Washington’s reception for President Hu Jintao’s upcoming state visit is under careful preparation, including a morning rehearsal on the South Lawn of the White House, a gesture seen as rare.
The United States will roll out the full set of ceremonial performances in honor of Hu’s arrival on Jan 18, according to China News Service.
In a phone conversation on Saturday, State Councilor Dai Bingguo and US National Security Adviser Tom Donilon discussed preparations for the Chinese leader’s four-day visit.
After a meeting with US President Barack Obama in Washington, Hu is scheduled to visit the Midwestern city of Chicago.
“We will show him how China has invested in our city, both in jobs and economic development,” said Richard Daley, mayor of Chicago. “The investment of China helps us tremendously in job creation and keeping jobs,” he told Xinhua in an interview.
“It’s a nonsense that China has taken everything now they are investing in our country, that’s (what) we have to show,” said Daley, 69, who has served as Chicago’s mayor for 22 years.
Earlier, US Secretary of State Hillary Clinton delivered a speech on Sino-US relations over the weekend in Washington, affirming the positive outlook for bilateral ties, as well as pointing out Washington’s concerns.
Clinton said now is a critical time in which choices made by the two nations “will shape the trajectory of this relationship”.
In her speech, Clinton acknowledged both “early successes” and “frustrations” in Sino-US cooperation over the past two years.
Clinton dismissed both the “China threat” and “US containment” concepts, saying her government “reject those views”. “In the 21st century, it does not make sense to apply zero-sum 19th century theories of how major powers interact,” she added, asking for a “new way of understanding”.
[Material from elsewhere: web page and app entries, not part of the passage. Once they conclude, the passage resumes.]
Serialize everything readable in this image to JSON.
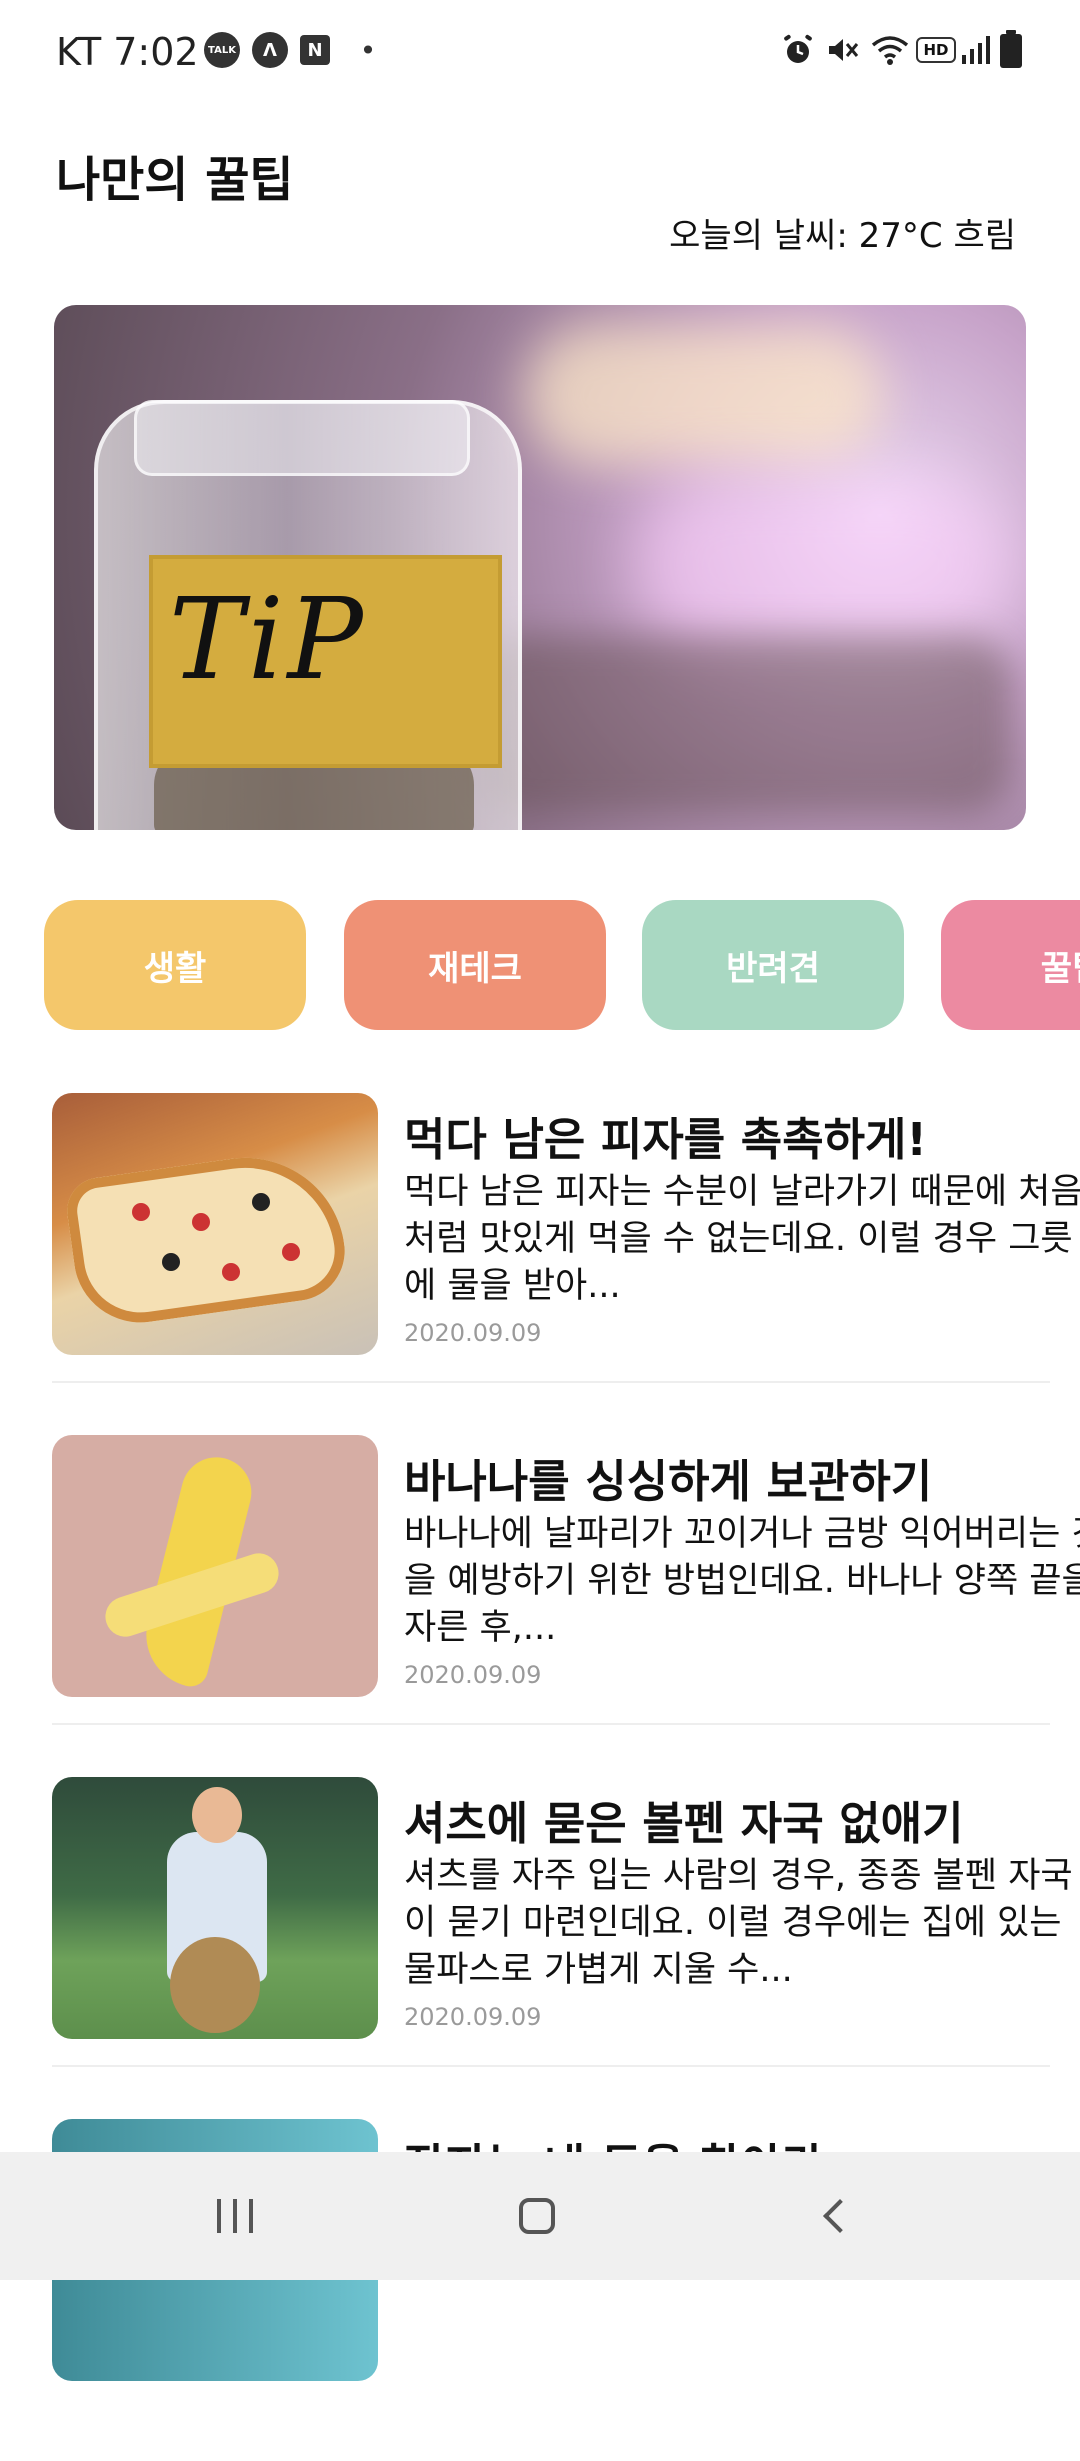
{
  "status_bar": {
    "carrier_time": "KT 7:02",
    "talk_label": "TALK",
    "nav_icon_label": "Λ",
    "naver_label": "N",
    "dot": "•",
    "hd_label": "HD",
    "icons": [
      "kakaotalk-icon",
      "navigation-icon",
      "naver-icon",
      "alarm-icon",
      "mute-icon",
      "wifi-icon",
      "hd-icon",
      "signal-icon",
      "battery-icon"
    ]
  },
  "header": {
    "title": "나만의 꿀팁",
    "weather": "오늘의 날씨: 27°C 흐림"
  },
  "hero": {
    "tip_text": "TiP"
  },
  "categories": [
    {
      "label": "생활",
      "color": "#f4c76b"
    },
    {
      "label": "재테크",
      "color": "#ef9175"
    },
    {
      "label": "반려견",
      "color": "#a9d8c2"
    },
    {
      "label": "꿀팁",
      "color": "#ec8aa1"
    }
  ],
  "articles": [
    {
      "title": "먹다 남은 피자를 촉촉하게!",
      "desc": "먹다 남은 피자는 수분이 날라가기 때문에 처음처럼 맛있게 먹을 수 없는데요. 이럴 경우 그릇에 물을 받아...",
      "date": "2020.09.09",
      "thumb": "pizza"
    },
    {
      "title": "바나나를 싱싱하게 보관하기",
      "desc": "바나나에 날파리가 꼬이거나 금방 익어버리는 것을 예방하기 위한 방법인데요. 바나나 양쪽 끝을 자른 후,...",
      "date": "2020.09.09",
      "thumb": "banana"
    },
    {
      "title": "셔츠에 묻은 볼펜 자국 없애기",
      "desc": "셔츠를 자주 입는 사람의 경우, 종종 볼펜 자국이 묻기 마련인데요. 이럴 경우에는 집에 있는 물파스로 가볍게 지울 수...",
      "date": "2020.09.09",
      "thumb": "boy"
    },
    {
      "title": "잠자는 내 돈을 찾아라",
      "desc": "",
      "date": "",
      "thumb": "teal"
    }
  ]
}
While addressing differences, Clinton said Beijing and Washington have to “avoid unrealistic expectations that can be disappointed while holding firm on our values”.
In the meantime, some former US politicians also called for a constructive attitude toward the visit.
The Washington Post published Henry Kissinger’s article on “avoiding a US-China cold war”, in which the 87-year-old former secretary of state proposed to “create a tradition of respect and cooperation”.
Similarly, in the New York Times, former US national security adviser Zbigniew Brzezinski compared the importance of Hu’s upcoming visit with former Chinese leader Deng Xiaoping’s historic trip some 30 years ago.
Like many other observers, he stressed it is the mutual needs rather than differences that the two sides should focus on.
“Neither side should delude itself that it can avoid the harm caused by increased mutual antagonism; both should understand that a crisis in one country can hurt the other,” the 82-year-old wrote.